▶ _Exercise_: Search the entries below for the word "count" and copy every line where it appears.

▶ _Information_:
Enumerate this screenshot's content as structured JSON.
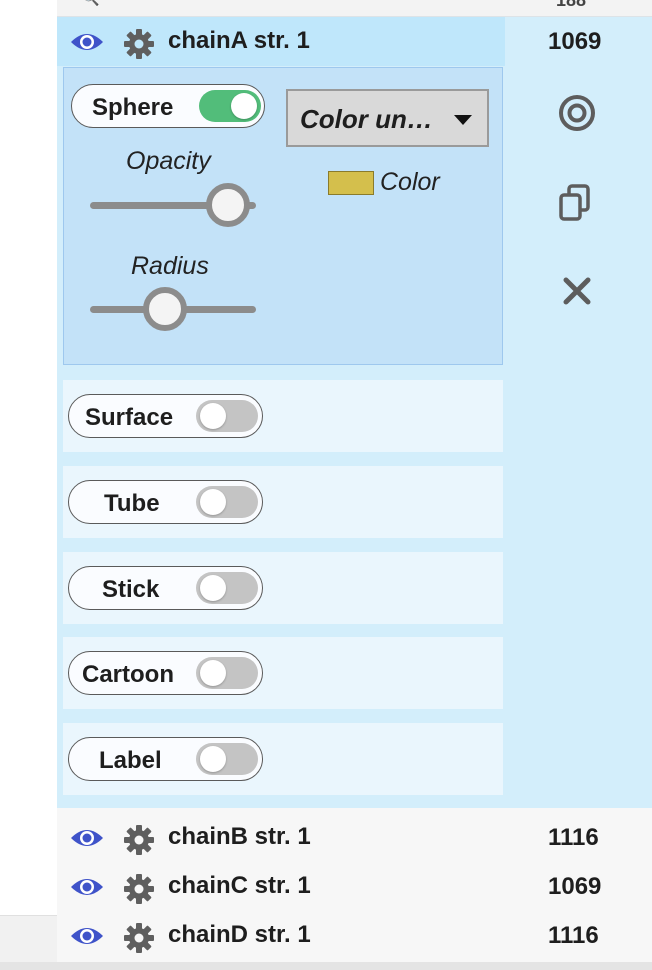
{
  "top_partial": {
    "count": "188"
  },
  "chains": [
    {
      "name": "chainA str. 1",
      "count": "1069",
      "selected": true
    },
    {
      "name": "chainB str. 1",
      "count": "1116"
    },
    {
      "name": "chainC str. 1",
      "count": "1069"
    },
    {
      "name": "chainD str. 1",
      "count": "1116"
    }
  ],
  "sphere": {
    "label": "Sphere",
    "enabled": true,
    "opacity_label": "Opacity",
    "opacity_value": 0.9,
    "radius_label": "Radius",
    "radius_value": 0.45,
    "color_scheme": "Color un…",
    "color_label": "Color",
    "swatch_color": "#d4bf4c"
  },
  "representations": [
    {
      "label": "Surface",
      "enabled": false
    },
    {
      "label": "Tube",
      "enabled": false
    },
    {
      "label": "Stick",
      "enabled": false
    },
    {
      "label": "Cartoon",
      "enabled": false
    },
    {
      "label": "Label",
      "enabled": false
    }
  ],
  "side_actions": [
    "target-icon",
    "copy-icon",
    "close-icon"
  ],
  "colors": {
    "accent": "#3f53c9",
    "toggle_on": "#52bd7a",
    "toggle_off": "#c4c4c4"
  }
}
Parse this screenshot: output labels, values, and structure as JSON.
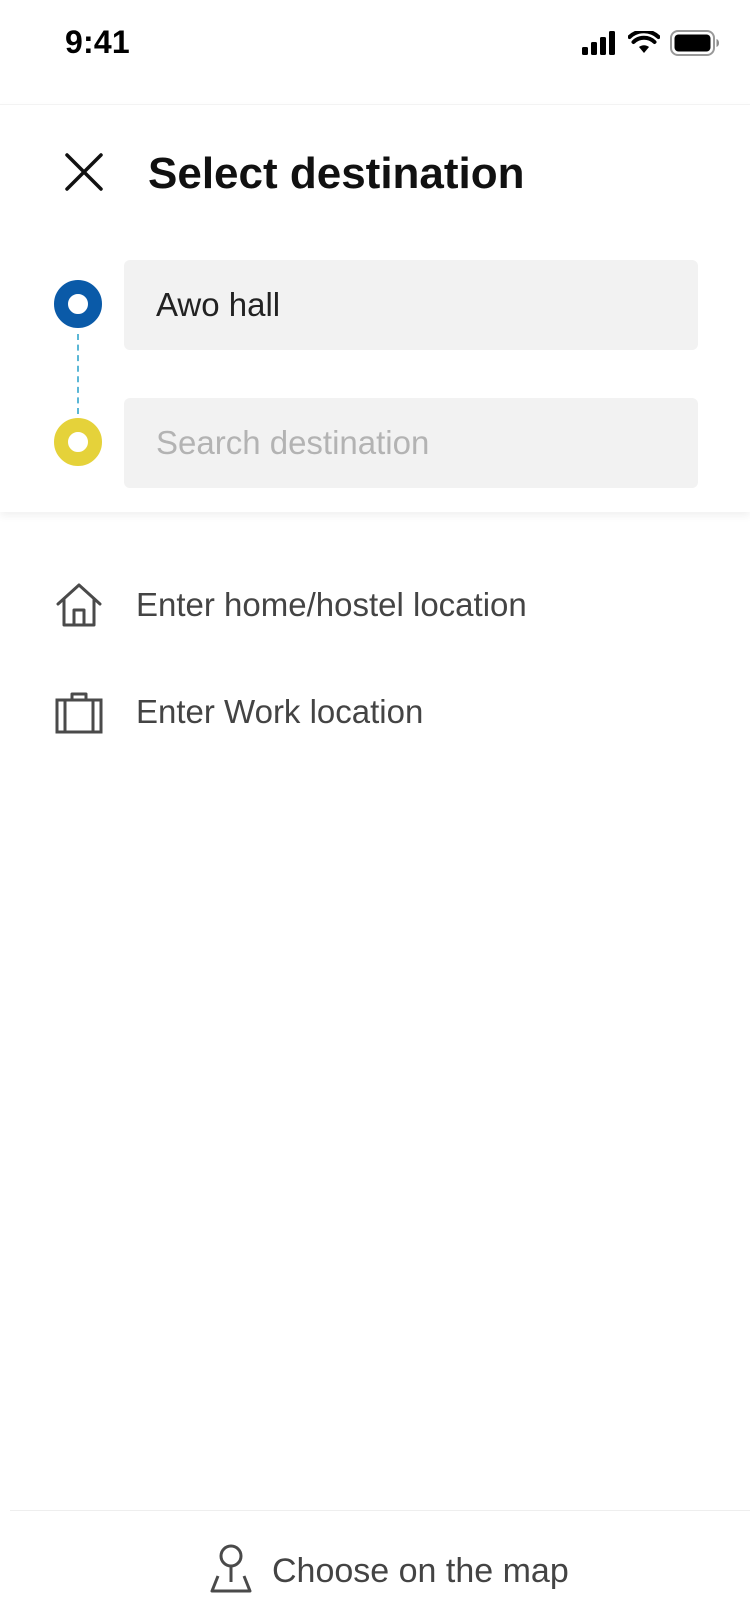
{
  "status_bar": {
    "time": "9:41",
    "icons": [
      "cellular-signal-icon",
      "wifi-icon",
      "battery-icon"
    ]
  },
  "header": {
    "title": "Select destination",
    "close_icon": "close-icon"
  },
  "route": {
    "origin": {
      "value": "Awo hall",
      "dot_color": "#0a5aa8"
    },
    "destination": {
      "value": "",
      "placeholder": "Search destination",
      "dot_color": "#e5d23a"
    },
    "connector_color": "#5bb7d6"
  },
  "shortcuts": [
    {
      "icon": "home-icon",
      "label": "Enter home/hostel location"
    },
    {
      "icon": "briefcase-icon",
      "label": "Enter Work location"
    }
  ],
  "footer": {
    "icon": "map-pin-icon",
    "label": "Choose on the map"
  }
}
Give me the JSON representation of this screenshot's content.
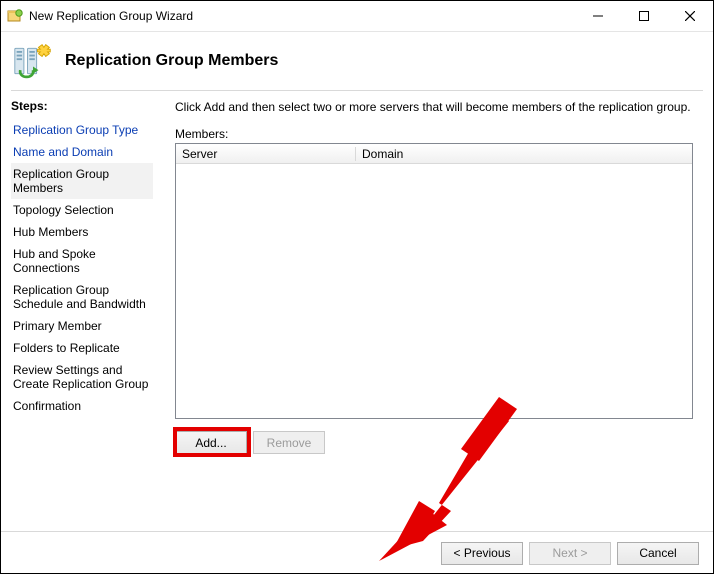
{
  "window": {
    "title": "New Replication Group Wizard"
  },
  "header": {
    "title": "Replication Group Members"
  },
  "sidebar": {
    "heading": "Steps:",
    "items": [
      {
        "label": "Replication Group Type",
        "state": "link"
      },
      {
        "label": "Name and Domain",
        "state": "link"
      },
      {
        "label": "Replication Group Members",
        "state": "current"
      },
      {
        "label": "Topology Selection",
        "state": "future"
      },
      {
        "label": "Hub Members",
        "state": "future"
      },
      {
        "label": "Hub and Spoke Connections",
        "state": "future"
      },
      {
        "label": "Replication Group Schedule and Bandwidth",
        "state": "future"
      },
      {
        "label": "Primary Member",
        "state": "future"
      },
      {
        "label": "Folders to Replicate",
        "state": "future"
      },
      {
        "label": "Review Settings and Create Replication Group",
        "state": "future"
      },
      {
        "label": "Confirmation",
        "state": "future"
      }
    ]
  },
  "main": {
    "instruction": "Click Add and then select two or more servers that will become members of the replication group.",
    "members_label": "Members:",
    "columns": {
      "server": "Server",
      "domain": "Domain"
    },
    "rows": []
  },
  "buttons": {
    "add": "Add...",
    "remove": "Remove",
    "previous": "< Previous",
    "next": "Next >",
    "cancel": "Cancel"
  }
}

▶ _Completed task_:
    "count": "188"
      "count": "1069",
      "count": "1116"
      "count": "1069"
      "count": "1116"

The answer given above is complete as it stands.